■ **INFORMATION SHOWN**:
------------------------------------------------------------------------

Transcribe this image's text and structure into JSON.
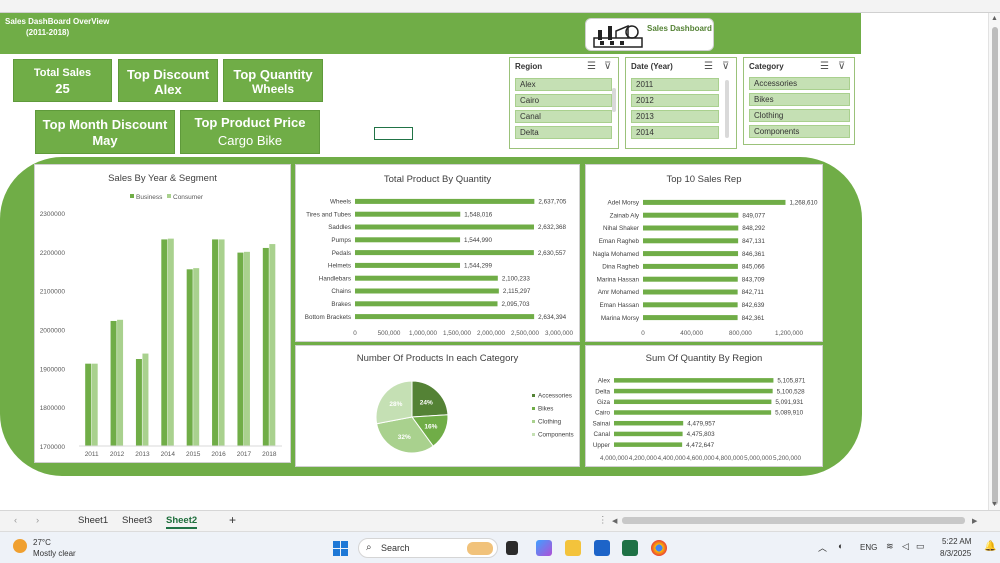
{
  "header": {
    "title": "Sales DashBoard OverView",
    "years": "(2011-2018)",
    "logo_text": "Sales Dashboard"
  },
  "kpis": {
    "total_sales": {
      "label": "Total Sales",
      "value": "25"
    },
    "top_discount": {
      "label": "Top Discount",
      "value": "Alex"
    },
    "top_quantity": {
      "label": "Top Quantity",
      "value": "Wheels"
    },
    "top_month_discount": {
      "label": "Top Month Discount",
      "value": "May"
    },
    "top_product_price": {
      "label": "Top Product Price",
      "value": "Cargo Bike"
    }
  },
  "slicers": {
    "region": {
      "title": "Region",
      "items": [
        "Alex",
        "Cairo",
        "Canal",
        "Delta"
      ]
    },
    "date": {
      "title": "Date (Year)",
      "items": [
        "2011",
        "2012",
        "2013",
        "2014"
      ]
    },
    "category": {
      "title": "Category",
      "items": [
        "Accessories",
        "Bikes",
        "Clothing",
        "Components"
      ]
    }
  },
  "charts": {
    "sales_by_year": {
      "title": "Sales By Year & Segment"
    },
    "product_qty": {
      "title": "Total Product By Quantity"
    },
    "top_reps": {
      "title": "Top 10 Sales Rep"
    },
    "category_pie": {
      "title": "Number Of Products In each Category"
    },
    "region_qty": {
      "title": "Sum Of Quantity By Region"
    }
  },
  "chart_data": [
    {
      "type": "bar",
      "title": "Sales By Year & Segment",
      "categories": [
        "2011",
        "2012",
        "2013",
        "2014",
        "2015",
        "2016",
        "2017",
        "2018"
      ],
      "series": [
        {
          "name": "Business",
          "values": [
            1912000,
            2022000,
            1924000,
            2232000,
            2155000,
            2232000,
            2198000,
            2210000
          ]
        },
        {
          "name": "Consumer",
          "values": [
            1912000,
            2025000,
            1938000,
            2234000,
            2158000,
            2232000,
            2200000,
            2220000
          ]
        }
      ],
      "ylim": [
        1700000,
        2300000
      ],
      "yticks": [
        "1700000",
        "1800000",
        "1900000",
        "2000000",
        "2100000",
        "2200000",
        "2300000"
      ],
      "legend": "top",
      "colors": [
        "#70ad47",
        "#a9d18e"
      ]
    },
    {
      "type": "bar",
      "orientation": "horizontal",
      "title": "Total Product By Quantity",
      "categories": [
        "Wheels",
        "Tires and Tubes",
        "Saddles",
        "Pumps",
        "Pedals",
        "Helmets",
        "Handlebars",
        "Chains",
        "Brakes",
        "Bottom Brackets"
      ],
      "values": [
        2637705,
        1548016,
        2632368,
        1544990,
        2630557,
        1544299,
        2100233,
        2115297,
        2095703,
        2634394
      ],
      "labels": [
        "2,637,705",
        "1,548,016",
        "2,632,368",
        "1,544,990",
        "2,630,557",
        "1,544,299",
        "2,100,233",
        "2,115,297",
        "2,095,703",
        "2,634,394"
      ],
      "xlim": [
        0,
        3000000
      ],
      "xticks": [
        "0",
        "500,000",
        "1,000,000",
        "1,500,000",
        "2,000,000",
        "2,500,000",
        "3,000,000"
      ]
    },
    {
      "type": "bar",
      "orientation": "horizontal",
      "title": "Top 10 Sales Rep",
      "categories": [
        "Adel Morsy",
        "Zainab Aly",
        "Nihal Shaker",
        "Eman Ragheb",
        "Nagla Mohamed",
        "Dina Ragheb",
        "Marina Hassan",
        "Amr Mohamed",
        "Eman Hassan",
        "Marina Morsy"
      ],
      "values": [
        1268610,
        849077,
        848292,
        847131,
        846361,
        845066,
        843709,
        842711,
        842639,
        842361
      ],
      "labels": [
        "1,268,610",
        "849,077",
        "848,292",
        "847,131",
        "846,361",
        "845,066",
        "843,709",
        "842,711",
        "842,639",
        "842,361"
      ],
      "xlim": [
        0,
        1300000
      ],
      "xticks": [
        "0",
        "400,000",
        "800,000",
        "1,200,000"
      ]
    },
    {
      "type": "pie",
      "title": "Number Of Products In each Category",
      "categories": [
        "Accessories",
        "Bikes",
        "Clothing",
        "Components"
      ],
      "values": [
        24,
        16,
        32,
        28
      ],
      "labels": [
        "24%",
        "16%",
        "32%",
        "28%"
      ],
      "colors": [
        "#548235",
        "#70ad47",
        "#a9d18e",
        "#c5e0b4"
      ],
      "legend": "right"
    },
    {
      "type": "bar",
      "orientation": "horizontal",
      "title": "Sum Of Quantity By Region",
      "categories": [
        "Alex",
        "Delta",
        "Giza",
        "Cairo",
        "Sainai",
        "Canal",
        "Upper"
      ],
      "values": [
        5105871,
        5100528,
        5091931,
        5089910,
        4479957,
        4475803,
        4472647
      ],
      "labels": [
        "5,105,871",
        "5,100,528",
        "5,091,931",
        "5,089,910",
        "4,479,957",
        "4,475,803",
        "4,472,647"
      ],
      "xlim": [
        4000000,
        5200000
      ],
      "xticks": [
        "4,000,000",
        "4,200,000",
        "4,400,000",
        "4,600,000",
        "4,800,000",
        "5,000,000",
        "5,200,000"
      ]
    }
  ],
  "sheet_tabs": [
    "Sheet1",
    "Sheet3",
    "Sheet2"
  ],
  "active_tab": "Sheet2",
  "taskbar": {
    "weather_temp": "27°C",
    "weather_desc": "Mostly clear",
    "search": "Search",
    "lang": "ENG",
    "time": "5:22 AM",
    "date": "8/3/2025"
  },
  "colors": {
    "accent": "#70ad47",
    "dark": "#548235",
    "light": "#a9d18e"
  }
}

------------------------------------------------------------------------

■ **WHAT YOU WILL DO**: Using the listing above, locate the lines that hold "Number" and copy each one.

■ **THE COMPLETED TASK**:
      "title": "Number Of Products In each Category"
      "title": "Number Of Products In each Category",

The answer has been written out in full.